The setting is really interesting and deep. It goes, roughly, like this. A long time ago man invented super magic and decided to go to God and discover who was right in all the petty squabbles. SO they invented even bigger magic and invade heaven. They fought their way past loads of angels and stuff. Eventually they made it to the throne of the most high and discovered it empty. So the people decided that if god wasn't around they would make their own gods, and commenced to cannibalize heaven to build Made Gods to represent the ideals of the people. Eventually this led to war and destruction and as they had cannibalized heaven the engines of creation were damaged and now the world is split into shard realms floating in the undifferentiated night. Meanwhile the angels sit in Hell, where they regrouped, and plan their revenge on mankind and the world. The game then give a really solid example shard realm with all sorts of different countries and factions. Each one tailor made for different kinds of adventure. My favorite is the bright republic, which has super high tech, but their celestial engines are old and must fail soon, unless some heroes were to fix them. Their tech does not work in the rest of the world. The further they get from the celestial engines of the bright republic the more likely they are to fail. There is also Ancalia, facing undead and other threats, which just recently got a really well put together expansion book, which I would also recommend.
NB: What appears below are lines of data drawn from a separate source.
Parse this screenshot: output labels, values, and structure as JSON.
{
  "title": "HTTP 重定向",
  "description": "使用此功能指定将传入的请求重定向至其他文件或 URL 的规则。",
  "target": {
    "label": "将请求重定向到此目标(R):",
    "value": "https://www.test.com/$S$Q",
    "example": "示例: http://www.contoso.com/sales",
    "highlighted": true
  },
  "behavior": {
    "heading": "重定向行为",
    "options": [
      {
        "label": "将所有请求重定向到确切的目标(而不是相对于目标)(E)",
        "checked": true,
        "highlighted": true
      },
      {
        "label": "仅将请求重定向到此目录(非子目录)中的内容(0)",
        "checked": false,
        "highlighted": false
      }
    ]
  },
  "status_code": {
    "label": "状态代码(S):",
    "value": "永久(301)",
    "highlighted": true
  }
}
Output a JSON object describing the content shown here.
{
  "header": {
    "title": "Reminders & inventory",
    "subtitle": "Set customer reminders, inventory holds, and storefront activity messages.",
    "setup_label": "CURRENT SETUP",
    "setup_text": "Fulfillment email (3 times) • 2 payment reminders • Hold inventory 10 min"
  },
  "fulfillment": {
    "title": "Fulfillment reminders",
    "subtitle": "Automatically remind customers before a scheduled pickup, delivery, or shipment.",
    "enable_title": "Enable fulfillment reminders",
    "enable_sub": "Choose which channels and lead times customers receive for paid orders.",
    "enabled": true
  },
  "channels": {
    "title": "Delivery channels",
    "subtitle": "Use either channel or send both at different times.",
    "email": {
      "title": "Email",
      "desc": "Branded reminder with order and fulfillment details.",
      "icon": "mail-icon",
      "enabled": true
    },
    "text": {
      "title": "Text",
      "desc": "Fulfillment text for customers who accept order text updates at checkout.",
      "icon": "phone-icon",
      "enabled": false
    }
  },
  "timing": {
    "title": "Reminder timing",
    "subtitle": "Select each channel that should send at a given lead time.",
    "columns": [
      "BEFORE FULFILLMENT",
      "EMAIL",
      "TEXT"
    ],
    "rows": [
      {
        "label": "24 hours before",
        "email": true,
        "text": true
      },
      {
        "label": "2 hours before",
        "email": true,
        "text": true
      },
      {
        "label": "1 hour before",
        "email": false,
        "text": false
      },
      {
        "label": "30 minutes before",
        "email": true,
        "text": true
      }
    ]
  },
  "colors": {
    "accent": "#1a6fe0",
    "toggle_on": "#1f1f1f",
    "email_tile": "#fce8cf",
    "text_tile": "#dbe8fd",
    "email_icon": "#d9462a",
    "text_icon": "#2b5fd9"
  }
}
Needless to say the setting is top notch, but with the rules you could play in a whole bunch of settings. I have put together a couple already, one is set at the dawn of mankind's first civilizations, kind of a stone/bronze age mythic romp in a lost world type setting. The other setting is closer to Planescape, but using the setting conceits of Godbound's core setting, rather than the setting conceits of D&D. I will probably post those to the blog on some later date. I have even heard of people using these rules for playing in Creation from Exalted.

So that is it for today. Thanks for reading.

Next time...